A soldier’s struggle from “over there” echoes and haunts him on “home front”, facing the trying times of returning to normalcy in the movie Thank You for Your Service. Director Jason Hall makes his directorial debut with his wartime dramatic feature that exams the PTSD condition and the hardship that soldier veterans of war face when adjusting to civilian life. While the movie can’t overcome to several problems, most notably in its conventional narrative structure and pacing issues, it does make for in its thematically awareness premise as well as several strong performances, especially Teller and Koale. Personally, I thought was fairly good. It was definitely a poignant, meaningful, and respectful subject topic to present / discuss, but the movie itself could’ve been better in some areas (perhaps maybe in an experience director’s hands). Regardless, the movie is worth seeing, but maybe only as a rental, which is what I recommend this movie as it really doesn’t have that wholesome replay value. However, it’s a favorable rental movie. Nevertheless, while the subject matter is a sensitive topic, Thank You for Your Service shines a light on this condition / situation to real-life soldier vets that return home from war, showing that a soldier’s work (battle his or her own personal demons both physically and mentally) is never done. So, next time when you say “Thank you for your service” to a veteran soldier…know that those words have much more deeper meaning than just a passive and polite saying.
3.6 Out of 5 (Rent It)
Released On: October 27th, 2017
Reviewed On: October 28th, 2017

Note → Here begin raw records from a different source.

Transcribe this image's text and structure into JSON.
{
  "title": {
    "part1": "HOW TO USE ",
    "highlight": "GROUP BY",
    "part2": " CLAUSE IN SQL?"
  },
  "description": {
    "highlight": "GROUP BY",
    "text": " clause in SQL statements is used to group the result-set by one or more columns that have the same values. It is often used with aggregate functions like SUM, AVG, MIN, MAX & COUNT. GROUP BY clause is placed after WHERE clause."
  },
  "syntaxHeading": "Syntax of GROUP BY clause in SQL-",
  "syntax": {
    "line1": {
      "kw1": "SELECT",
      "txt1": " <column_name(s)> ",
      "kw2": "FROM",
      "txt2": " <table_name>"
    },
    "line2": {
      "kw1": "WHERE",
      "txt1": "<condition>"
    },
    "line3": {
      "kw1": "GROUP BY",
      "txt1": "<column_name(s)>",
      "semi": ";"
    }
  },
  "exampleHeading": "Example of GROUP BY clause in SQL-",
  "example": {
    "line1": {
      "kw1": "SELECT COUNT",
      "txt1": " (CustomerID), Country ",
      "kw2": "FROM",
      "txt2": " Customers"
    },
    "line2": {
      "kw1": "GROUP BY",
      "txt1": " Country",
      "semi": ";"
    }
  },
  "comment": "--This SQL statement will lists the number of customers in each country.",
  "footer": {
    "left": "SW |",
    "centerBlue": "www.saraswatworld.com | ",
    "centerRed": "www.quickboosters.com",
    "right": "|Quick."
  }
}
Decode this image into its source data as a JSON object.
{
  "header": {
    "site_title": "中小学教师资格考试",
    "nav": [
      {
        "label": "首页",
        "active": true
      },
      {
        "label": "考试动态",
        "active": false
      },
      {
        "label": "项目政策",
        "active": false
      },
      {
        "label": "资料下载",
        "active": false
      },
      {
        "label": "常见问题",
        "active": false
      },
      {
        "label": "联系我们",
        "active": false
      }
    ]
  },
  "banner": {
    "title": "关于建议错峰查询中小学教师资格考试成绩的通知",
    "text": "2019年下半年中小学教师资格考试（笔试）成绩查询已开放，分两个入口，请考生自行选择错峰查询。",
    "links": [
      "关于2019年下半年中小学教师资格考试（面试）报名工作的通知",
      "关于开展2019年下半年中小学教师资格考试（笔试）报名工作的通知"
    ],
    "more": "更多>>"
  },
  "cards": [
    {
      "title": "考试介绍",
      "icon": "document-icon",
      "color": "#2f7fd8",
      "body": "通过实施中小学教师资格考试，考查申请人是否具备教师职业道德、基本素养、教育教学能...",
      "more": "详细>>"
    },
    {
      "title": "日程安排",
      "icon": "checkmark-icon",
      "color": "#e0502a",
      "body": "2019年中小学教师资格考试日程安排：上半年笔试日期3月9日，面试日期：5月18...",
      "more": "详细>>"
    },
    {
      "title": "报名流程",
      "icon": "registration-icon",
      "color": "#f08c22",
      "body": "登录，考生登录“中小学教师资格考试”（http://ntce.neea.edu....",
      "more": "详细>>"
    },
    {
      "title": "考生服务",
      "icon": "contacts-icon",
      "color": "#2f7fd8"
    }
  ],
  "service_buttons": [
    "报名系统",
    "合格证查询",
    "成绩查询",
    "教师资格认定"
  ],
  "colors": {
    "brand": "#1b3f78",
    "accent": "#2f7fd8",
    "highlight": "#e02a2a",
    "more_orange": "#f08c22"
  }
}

Thank You for Your Service is 108 minutes long and is rated R for strong violent content, language throughout, some sexuality, drug material and brief nudity